RICHMOND, Va. (AP) — Virginia students made one-year gains in most subjects but achievement in all areas remains below pre-pandemic levels, the Department of Education said Thursday as it released the year’s standardized test scores.
In mathematics, 66% of students across all grades passed their exams during the 2021-2022 school year, compared with 82% in the 2018-2019 school year before the pandemic, according to a department news release.
Gaps between pre-pandemic math performance and achievement in the most recent year were wider among Black, Hispanic, and economically disadvantaged students, as well as English learners and students with disabilities, than among white and Asian students, the department said.
In reading, 73% percent of students passed the Standards of Learning and other state assessments in the most recent year, compared with 78% pre-pandemic.
Students overall made progress on this year’s tests in each subject matter area except writing, according to the news release. On writing exams, the percentage passing dipped, at 65% this year compared with 69% the year prior.
The department also said that its own analysis of statewide data showed a strong correlation between in-person instruction during the 2020-2021 school year and higher achievement on this school year’s test scores.
For instance, it found that in school districts that offered nearly all in-person instruction in the 2020-2021 school year, 69% passed this year’s mathematics exams. For districts that were mostly remote, only 37% passed the same tests.
“The bottom line is that in-person instruction matters,” Superintendent of Public Instruction Jillian Balow said in a statement. “When we compare the 2021-2022 data with achievement in 2020-2021 — when the majority of our students were learning remotely or on hybrid schedules — we can see the difference our teachers made once they were reunited with their students in their classrooms. I want to thank all of our teachers for everything they did last year to begin what will be a multiyear recovery effort.”
Gov. Glenn Youngkin campaigned heavily on education issues and has made education reform a priority since taking office in January. He’s pushed for school innovation through the expansion of lab schools; rolled back numerous policies, memos and other resources from previous Democratic administrations related to diversity, equity and inclusion; and signed into law a bill requiring parental notification about sexually explicit content.
His administration also released a report in May that said Virginia’s public schools had been experiencing a decline in student achievement that predated the pandemic.
Youngkin, a Republican, said in a statement Thursday that his administration was committed to closing “the achievement gaps for economically disadvantaged and younger learners that arose during school shutdowns.”

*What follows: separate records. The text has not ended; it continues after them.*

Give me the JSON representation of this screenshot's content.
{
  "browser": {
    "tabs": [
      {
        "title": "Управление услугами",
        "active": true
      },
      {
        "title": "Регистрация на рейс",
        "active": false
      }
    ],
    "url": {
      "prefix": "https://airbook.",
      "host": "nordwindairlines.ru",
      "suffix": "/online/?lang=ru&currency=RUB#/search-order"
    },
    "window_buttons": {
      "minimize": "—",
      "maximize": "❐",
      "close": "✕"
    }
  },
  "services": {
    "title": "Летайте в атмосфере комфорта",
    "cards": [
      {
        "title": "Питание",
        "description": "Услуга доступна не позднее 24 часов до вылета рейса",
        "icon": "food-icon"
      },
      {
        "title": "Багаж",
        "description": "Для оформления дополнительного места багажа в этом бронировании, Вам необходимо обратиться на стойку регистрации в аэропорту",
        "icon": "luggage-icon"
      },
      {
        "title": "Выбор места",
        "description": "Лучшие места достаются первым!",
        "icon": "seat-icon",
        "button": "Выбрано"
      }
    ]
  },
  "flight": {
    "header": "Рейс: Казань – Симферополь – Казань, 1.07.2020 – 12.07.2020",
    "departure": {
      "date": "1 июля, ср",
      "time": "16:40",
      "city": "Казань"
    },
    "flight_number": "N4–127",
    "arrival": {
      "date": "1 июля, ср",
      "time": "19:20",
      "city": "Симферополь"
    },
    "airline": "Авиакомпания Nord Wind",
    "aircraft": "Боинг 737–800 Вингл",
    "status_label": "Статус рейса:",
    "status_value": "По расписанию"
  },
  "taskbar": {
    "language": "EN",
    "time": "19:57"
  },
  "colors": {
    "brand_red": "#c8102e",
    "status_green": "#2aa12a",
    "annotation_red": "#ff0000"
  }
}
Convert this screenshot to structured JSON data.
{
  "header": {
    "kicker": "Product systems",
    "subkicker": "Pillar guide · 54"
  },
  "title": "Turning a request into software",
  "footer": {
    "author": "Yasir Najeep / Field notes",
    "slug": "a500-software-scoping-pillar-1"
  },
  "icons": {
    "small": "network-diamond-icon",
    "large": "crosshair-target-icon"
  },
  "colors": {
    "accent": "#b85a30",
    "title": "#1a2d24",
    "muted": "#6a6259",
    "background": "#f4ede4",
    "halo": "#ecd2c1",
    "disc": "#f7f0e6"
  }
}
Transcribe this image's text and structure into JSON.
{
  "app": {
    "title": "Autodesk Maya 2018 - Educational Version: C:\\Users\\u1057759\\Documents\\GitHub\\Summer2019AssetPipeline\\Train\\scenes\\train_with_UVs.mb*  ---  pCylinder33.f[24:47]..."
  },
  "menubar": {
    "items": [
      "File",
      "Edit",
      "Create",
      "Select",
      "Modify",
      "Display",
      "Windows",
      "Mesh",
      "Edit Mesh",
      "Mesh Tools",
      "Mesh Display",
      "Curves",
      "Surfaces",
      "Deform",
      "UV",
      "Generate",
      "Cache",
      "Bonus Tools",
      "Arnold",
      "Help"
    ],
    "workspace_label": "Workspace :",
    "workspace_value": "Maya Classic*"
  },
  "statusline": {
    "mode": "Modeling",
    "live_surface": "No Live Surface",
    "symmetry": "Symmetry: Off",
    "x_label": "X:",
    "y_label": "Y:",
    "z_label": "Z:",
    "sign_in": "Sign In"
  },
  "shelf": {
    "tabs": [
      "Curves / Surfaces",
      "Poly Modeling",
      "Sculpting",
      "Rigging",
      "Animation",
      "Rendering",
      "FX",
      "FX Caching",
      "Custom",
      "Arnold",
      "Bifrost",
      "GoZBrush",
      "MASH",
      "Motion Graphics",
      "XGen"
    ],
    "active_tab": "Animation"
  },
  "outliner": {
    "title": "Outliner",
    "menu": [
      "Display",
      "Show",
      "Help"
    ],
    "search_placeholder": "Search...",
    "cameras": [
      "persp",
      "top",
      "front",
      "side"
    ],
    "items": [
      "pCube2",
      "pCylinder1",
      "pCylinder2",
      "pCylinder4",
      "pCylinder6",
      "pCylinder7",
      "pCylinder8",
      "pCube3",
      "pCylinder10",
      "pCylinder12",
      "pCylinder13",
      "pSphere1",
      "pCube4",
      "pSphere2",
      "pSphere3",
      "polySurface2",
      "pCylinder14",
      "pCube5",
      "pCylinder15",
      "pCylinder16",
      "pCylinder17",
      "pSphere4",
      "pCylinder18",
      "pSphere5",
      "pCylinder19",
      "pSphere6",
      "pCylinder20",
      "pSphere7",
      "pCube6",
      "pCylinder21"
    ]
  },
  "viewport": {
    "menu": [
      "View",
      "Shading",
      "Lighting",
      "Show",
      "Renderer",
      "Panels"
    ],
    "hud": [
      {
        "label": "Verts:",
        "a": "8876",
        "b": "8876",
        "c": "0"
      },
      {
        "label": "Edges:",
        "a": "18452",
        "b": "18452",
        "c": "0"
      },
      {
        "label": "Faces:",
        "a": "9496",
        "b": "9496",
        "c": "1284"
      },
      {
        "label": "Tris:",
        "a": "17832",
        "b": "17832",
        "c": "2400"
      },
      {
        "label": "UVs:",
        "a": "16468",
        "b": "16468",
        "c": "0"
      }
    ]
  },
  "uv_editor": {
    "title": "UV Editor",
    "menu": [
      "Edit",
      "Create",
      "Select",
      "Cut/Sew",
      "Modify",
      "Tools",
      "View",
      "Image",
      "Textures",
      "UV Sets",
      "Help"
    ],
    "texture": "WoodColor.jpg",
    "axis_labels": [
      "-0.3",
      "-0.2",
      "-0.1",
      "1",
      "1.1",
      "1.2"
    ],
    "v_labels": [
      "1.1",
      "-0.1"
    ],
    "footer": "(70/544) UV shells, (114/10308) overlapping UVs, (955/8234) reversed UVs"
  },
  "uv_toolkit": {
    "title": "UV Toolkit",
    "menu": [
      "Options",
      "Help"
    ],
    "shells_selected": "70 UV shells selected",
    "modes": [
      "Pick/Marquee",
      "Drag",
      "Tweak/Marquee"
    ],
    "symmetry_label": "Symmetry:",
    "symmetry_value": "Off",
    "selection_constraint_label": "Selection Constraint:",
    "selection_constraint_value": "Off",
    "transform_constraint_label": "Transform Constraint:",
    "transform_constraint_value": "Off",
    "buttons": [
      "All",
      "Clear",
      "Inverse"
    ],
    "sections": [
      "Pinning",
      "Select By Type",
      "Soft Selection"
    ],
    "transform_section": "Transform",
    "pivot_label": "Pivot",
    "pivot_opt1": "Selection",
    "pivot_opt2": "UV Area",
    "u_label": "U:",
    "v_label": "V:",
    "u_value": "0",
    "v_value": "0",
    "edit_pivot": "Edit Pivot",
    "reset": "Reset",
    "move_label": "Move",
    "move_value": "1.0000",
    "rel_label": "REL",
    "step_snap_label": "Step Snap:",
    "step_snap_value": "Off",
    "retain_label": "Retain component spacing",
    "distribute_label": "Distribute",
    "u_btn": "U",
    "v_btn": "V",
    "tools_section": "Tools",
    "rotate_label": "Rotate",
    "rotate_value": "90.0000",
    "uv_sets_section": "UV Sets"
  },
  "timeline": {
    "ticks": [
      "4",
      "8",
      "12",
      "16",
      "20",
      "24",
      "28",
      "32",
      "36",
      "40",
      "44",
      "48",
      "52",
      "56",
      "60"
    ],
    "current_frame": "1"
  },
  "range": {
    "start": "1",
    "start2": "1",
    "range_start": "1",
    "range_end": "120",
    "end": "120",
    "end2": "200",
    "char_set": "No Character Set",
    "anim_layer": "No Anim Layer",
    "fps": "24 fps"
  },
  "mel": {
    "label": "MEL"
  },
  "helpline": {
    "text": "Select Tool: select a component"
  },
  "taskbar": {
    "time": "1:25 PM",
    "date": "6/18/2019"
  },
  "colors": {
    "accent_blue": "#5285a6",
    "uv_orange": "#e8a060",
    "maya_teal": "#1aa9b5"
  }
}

Based on updated information from the Department of Education, this story has been updated to correct the math performance of students in districts that were mostly remote in 2020-2021.